(Dataset rows describing interfaces)
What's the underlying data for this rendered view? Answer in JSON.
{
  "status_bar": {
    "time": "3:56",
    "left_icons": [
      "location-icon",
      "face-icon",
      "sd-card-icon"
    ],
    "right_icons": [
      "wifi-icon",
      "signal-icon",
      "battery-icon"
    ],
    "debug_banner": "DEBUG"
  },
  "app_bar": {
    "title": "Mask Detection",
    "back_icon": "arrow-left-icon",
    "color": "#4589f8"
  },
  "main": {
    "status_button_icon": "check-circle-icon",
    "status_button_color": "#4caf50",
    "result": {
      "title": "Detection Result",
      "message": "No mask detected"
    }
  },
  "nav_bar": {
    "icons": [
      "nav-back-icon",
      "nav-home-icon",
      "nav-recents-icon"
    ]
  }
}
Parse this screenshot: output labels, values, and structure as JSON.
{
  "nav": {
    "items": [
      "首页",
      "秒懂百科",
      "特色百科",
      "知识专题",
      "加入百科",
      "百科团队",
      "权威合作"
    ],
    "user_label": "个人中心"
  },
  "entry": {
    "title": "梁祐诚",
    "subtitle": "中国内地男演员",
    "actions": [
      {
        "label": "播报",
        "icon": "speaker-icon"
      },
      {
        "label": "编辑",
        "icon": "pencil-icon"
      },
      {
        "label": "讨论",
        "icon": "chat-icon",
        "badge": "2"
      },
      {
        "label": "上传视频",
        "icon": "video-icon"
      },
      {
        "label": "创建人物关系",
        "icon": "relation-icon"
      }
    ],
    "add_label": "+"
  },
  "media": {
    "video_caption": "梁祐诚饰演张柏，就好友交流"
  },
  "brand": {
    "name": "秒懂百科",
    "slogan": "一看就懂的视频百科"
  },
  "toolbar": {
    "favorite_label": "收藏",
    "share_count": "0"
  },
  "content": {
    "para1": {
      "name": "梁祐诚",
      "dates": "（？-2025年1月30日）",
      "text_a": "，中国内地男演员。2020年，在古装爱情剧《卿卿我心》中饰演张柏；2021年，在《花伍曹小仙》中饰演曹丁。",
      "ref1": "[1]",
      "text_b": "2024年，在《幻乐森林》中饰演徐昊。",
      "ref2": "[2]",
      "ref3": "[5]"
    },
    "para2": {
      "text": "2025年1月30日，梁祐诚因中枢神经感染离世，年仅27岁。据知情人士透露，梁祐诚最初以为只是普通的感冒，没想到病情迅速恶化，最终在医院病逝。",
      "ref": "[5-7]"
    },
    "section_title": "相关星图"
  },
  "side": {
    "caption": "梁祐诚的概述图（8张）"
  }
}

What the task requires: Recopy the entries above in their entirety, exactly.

Response to this task:
What's the underlying data for this rendered view? Answer in JSON.
{
  "status_bar": {
    "time": "3:56",
    "left_icons": [
      "location-icon",
      "face-icon",
      "sd-card-icon"
    ],
    "right_icons": [
      "wifi-icon",
      "signal-icon",
      "battery-icon"
    ],
    "debug_banner": "DEBUG"
  },
  "app_bar": {
    "title": "Mask Detection",
    "back_icon": "arrow-left-icon",
    "color": "#4589f8"
  },
  "main": {
    "status_button_icon": "check-circle-icon",
    "status_button_color": "#4caf50",
    "result": {
      "title": "Detection Result",
      "message": "No mask detected"
    }
  },
  "nav_bar": {
    "icons": [
      "nav-back-icon",
      "nav-home-icon",
      "nav-recents-icon"
    ]
  }
}
Parse this screenshot: output labels, values, and structure as JSON.
{
  "nav": {
    "items": [
      "首页",
      "秒懂百科",
      "特色百科",
      "知识专题",
      "加入百科",
      "百科团队",
      "权威合作"
    ],
    "user_label": "个人中心"
  },
  "entry": {
    "title": "梁祐诚",
    "subtitle": "中国内地男演员",
    "actions": [
      {
        "label": "播报",
        "icon": "speaker-icon"
      },
      {
        "label": "编辑",
        "icon": "pencil-icon"
      },
      {
        "label": "讨论",
        "icon": "chat-icon",
        "badge": "2"
      },
      {
        "label": "上传视频",
        "icon": "video-icon"
      },
      {
        "label": "创建人物关系",
        "icon": "relation-icon"
      }
    ],
    "add_label": "+"
  },
  "media": {
    "video_caption": "梁祐诚饰演张柏，就好友交流"
  },
  "brand": {
    "name": "秒懂百科",
    "slogan": "一看就懂的视频百科"
  },
  "toolbar": {
    "favorite_label": "收藏",
    "share_count": "0"
  },
  "content": {
    "para1": {
      "name": "梁祐诚",
      "dates": "（？-2025年1月30日）",
      "text_a": "，中国内地男演员。2020年，在古装爱情剧《卿卿我心》中饰演张柏；2021年，在《花伍曹小仙》中饰演曹丁。",
      "ref1": "[1]",
      "text_b": "2024年，在《幻乐森林》中饰演徐昊。",
      "ref2": "[2]",
      "ref3": "[5]"
    },
    "para2": {
      "text": "2025年1月30日，梁祐诚因中枢神经感染离世，年仅27岁。据知情人士透露，梁祐诚最初以为只是普通的感冒，没想到病情迅速恶化，最终在医院病逝。",
      "ref": "[5-7]"
    },
    "section_title": "相关星图"
  },
  "side": {
    "caption": "梁祐诚的概述图（8张）"
  }
}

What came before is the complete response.